“It was taught in the mishna: And he may not go out with a single sandal when there is no wound on his foot.”
The Rabbis have been huddled over the topic of women’s accessories for days determining what is permissible to wear out and about on Shabbat in public. Today’s Daf Yomi continues that examination with a discourse on rings and spiked sandals. And we are told through the analysis of such sandals how tragedy can occur when cool heads fail to prevail, and people panic.
The general principle, which we learned in an earlier reading, is that the legal status of an object is determined by its primary material. Although as usual, there is a difference of opinion. The Rabbis examine rings with and without seals emblazoned upon them. After much debate about whether a ring is pure or impure depending upon if it has an administrative seal or is a simple piece of jewelry, a Rabbi offers a practical solution to the dilemma: “the ring is the ring itself, not the seal. Therefore, they permit going out into the public domain on Shabbat even with a ring that has a seal.” Sometimes, a ring is just a ring.
We learn about the tragedy that is a spiked sandal in today’s Daf. We are told that a man may not go out on Shabbat with a spiked sandal or a single sandal when there is no wound on his foot (presumably he would be wearing a bandage if he was injured, but why would he be hobbling around with just one sandal regardless?) The spiked sandal carries a lot of misery with it. During a time of religious persecution, a group of warriors were taking refuge in a cave. We are told that one man wore his spiked sandal backwards and his footprints gave the indication that someone was leaving the cave and heading straight into enemy lines. The men who were sheltering in the cave feared that the footprints would provide their enemy with a trail to find them and started pushing each other out of the way in panic. We are told that they killed each other in greater numbers than the enemy ever would have and as a result, wearing a spiked sandal became prohibited on Shabbat, which is the day of the week the incident occurred.
Several Rabbis offer alternative stories involving the infamous spiked sandal and the tragedy of friendly fire. In one story, the comrades were sitting in the cave and hear a sound of a spiked sandal above them. In another version, the men were sitting in a synagogue and heard the sound of a spiked sandal reverberating from behind.

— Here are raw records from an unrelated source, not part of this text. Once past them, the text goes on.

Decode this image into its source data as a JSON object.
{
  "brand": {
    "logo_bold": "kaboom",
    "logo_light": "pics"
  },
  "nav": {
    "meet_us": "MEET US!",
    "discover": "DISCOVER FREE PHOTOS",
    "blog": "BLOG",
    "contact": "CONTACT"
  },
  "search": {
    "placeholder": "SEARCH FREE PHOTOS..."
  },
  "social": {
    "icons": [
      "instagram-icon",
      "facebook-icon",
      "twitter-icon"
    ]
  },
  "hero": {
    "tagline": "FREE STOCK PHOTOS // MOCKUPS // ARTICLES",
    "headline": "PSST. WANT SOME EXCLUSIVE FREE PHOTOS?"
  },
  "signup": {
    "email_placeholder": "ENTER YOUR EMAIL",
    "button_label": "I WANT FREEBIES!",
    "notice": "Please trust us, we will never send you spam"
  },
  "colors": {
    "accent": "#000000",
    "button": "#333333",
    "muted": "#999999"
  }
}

In both cases the men pushed each other out of the way and killed one another in greater numbers than would have occurred at the hands of anyone else.

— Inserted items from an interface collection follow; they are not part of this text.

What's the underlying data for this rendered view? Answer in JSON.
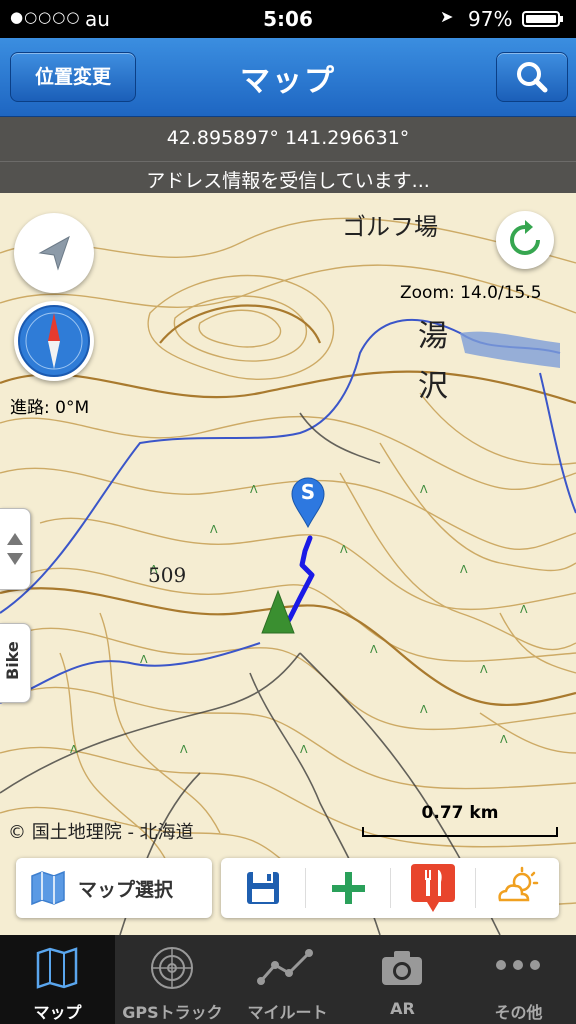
{
  "status": {
    "carrier": "au",
    "time": "5:06",
    "battery": "97%",
    "signal_dots": "●○○○○"
  },
  "nav": {
    "title": "マップ",
    "left_button": "位置変更",
    "right_icon": "search-icon"
  },
  "info": {
    "coords": "42.895897° 141.296631°",
    "address": "アドレス情報を受信しています..."
  },
  "map": {
    "zoom": "Zoom: 14.0/15.5",
    "heading": "進路: 0°M",
    "elevation": "509",
    "bike": "Bike",
    "credit": "© 国土地理院 - 北海道",
    "scale": "0.77 km",
    "place_labels": {
      "golf": "ゴルフ場",
      "yu": "湯",
      "sawa": "沢"
    },
    "start_marker": "S",
    "route_color": "#1a1ae6"
  },
  "toolbar": {
    "map_select": "マップ選択",
    "icons": [
      "save-icon",
      "add-icon",
      "restaurant-icon",
      "weather-icon"
    ]
  },
  "tabs": [
    {
      "label": "マップ",
      "icon": "map-icon",
      "active": true
    },
    {
      "label": "GPSトラック",
      "icon": "radar-icon",
      "active": false
    },
    {
      "label": "マイルート",
      "icon": "route-icon",
      "active": false
    },
    {
      "label": "AR",
      "icon": "camera-icon",
      "active": false
    },
    {
      "label": "その他",
      "icon": "more-icon",
      "active": false
    }
  ]
}
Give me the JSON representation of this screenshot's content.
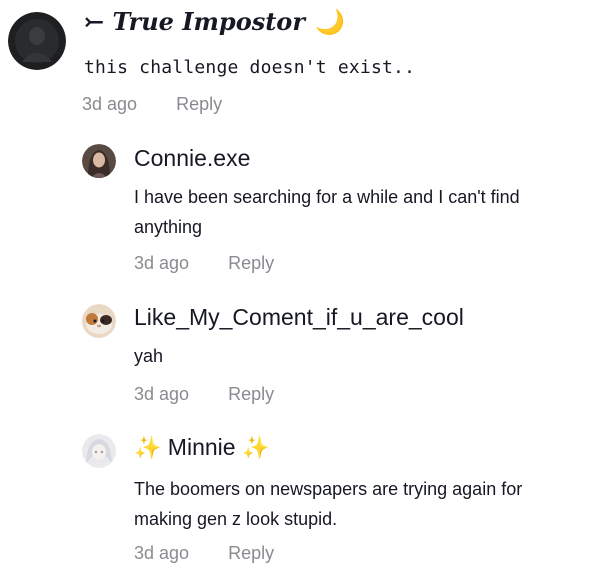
{
  "comments": [
    {
      "username_prefix": "⤚",
      "username": "True Impostor",
      "username_suffix": "🌙",
      "avatar_icon": "dark-portrait-avatar",
      "text": "this challenge doesn't exist..",
      "time": "3d ago",
      "reply_label": "Reply"
    },
    {
      "username": "Connie.exe",
      "avatar_icon": "girl-portrait-avatar",
      "text": "I have been searching for a while and I can't find anything",
      "time": "3d ago",
      "reply_label": "Reply"
    },
    {
      "username": "Like_My_Coment_if_u_are_cool",
      "avatar_icon": "guinea-pig-avatar",
      "text": "yah",
      "time": "3d ago",
      "reply_label": "Reply"
    },
    {
      "username_prefix": "✨",
      "username": "Minnie",
      "username_suffix": "✨",
      "avatar_icon": "anime-character-avatar",
      "text": "The boomers on newspapers are trying again for making gen z look stupid.",
      "time": "3d ago",
      "reply_label": "Reply"
    }
  ],
  "colors": {
    "text_primary": "#161823",
    "text_meta": "#8a8b91",
    "moon": "#f5b400",
    "sparkle": "#f4c20d"
  }
}
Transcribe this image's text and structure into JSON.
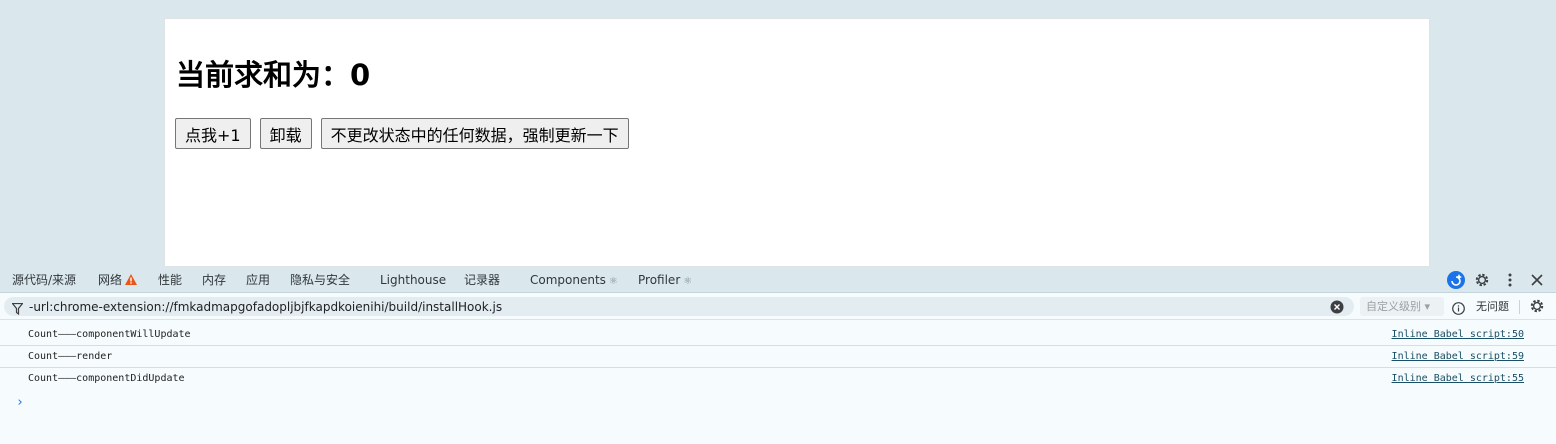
{
  "app": {
    "heading": "当前求和为：0",
    "buttons": {
      "increment": "点我+1",
      "unmount": "卸载",
      "force_update": "不更改状态中的任何数据，强制更新一下"
    }
  },
  "devtools": {
    "tabs": {
      "sources": "源代码/来源",
      "network": "网络",
      "performance": "性能",
      "memory": "内存",
      "application": "应用",
      "privacy": "隐私与安全",
      "lighthouse": "Lighthouse",
      "recorder": "记录器",
      "components": "Components",
      "profiler": "Profiler"
    },
    "react_glyph": "⚛",
    "icons": {
      "warning": "warning-triangle-icon",
      "ai_assist": "ai-assist-icon",
      "settings": "gear-icon",
      "more": "more-vertical-icon",
      "close": "close-icon",
      "filter": "filter-icon",
      "clear": "clear-circle-icon",
      "info": "info-icon"
    },
    "colors": {
      "warning": "#e8561a",
      "ai_badge": "#1a73e8",
      "link": "#1a4f66"
    },
    "filter": {
      "value": "-url:chrome-extension://fmkadmapgofadopljbjfkapdkoienihi/build/installHook.js"
    },
    "level_select": "自定义级别 ▾",
    "issues_label": "无问题",
    "console": {
      "rows": [
        {
          "message": "Count———componentWillUpdate",
          "source": "Inline Babel script:50"
        },
        {
          "message": "Count———render",
          "source": "Inline Babel script:59"
        },
        {
          "message": "Count———componentDidUpdate",
          "source": "Inline Babel script:55"
        }
      ],
      "prompt": "›"
    }
  }
}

The panic behavior that was exhibited in the caves as soldiers were sheltering in place from marauding enemies, reminds me of the panic we have witnessed during the past few months as people try to find some normalcy among the encroaching coronavirus. The photos of people loading up with shopping carts of toilet paper and paper towels is a manifestation of all the fear, anxiety and uncertainty associated with living in one of the most stressful times that many of us have ever experienced. We see everyone else buying toilet paper and we think we better do so as well, or we will run out. We set each other off with our contagious panic buying; hoarding necessities provides a sense of reassurance that maybe we will be ok.
I love sandals; they hold the promise of languid summer days filled with lots of free time under the warmth of the sun. I always look forward to the month of May when the weather starts to get warmer and its finally time to shed outer layers and wear open-toed shoes. But this year, my accessory budget consists mostly of cleaning supplies. Despite limited storage in my small city apartment, I have bought more wipes and scrubbing cleansers than I could possibly ever need. I am ashamed to say, that I have to some extent given into the tragedy of the spiked sandal.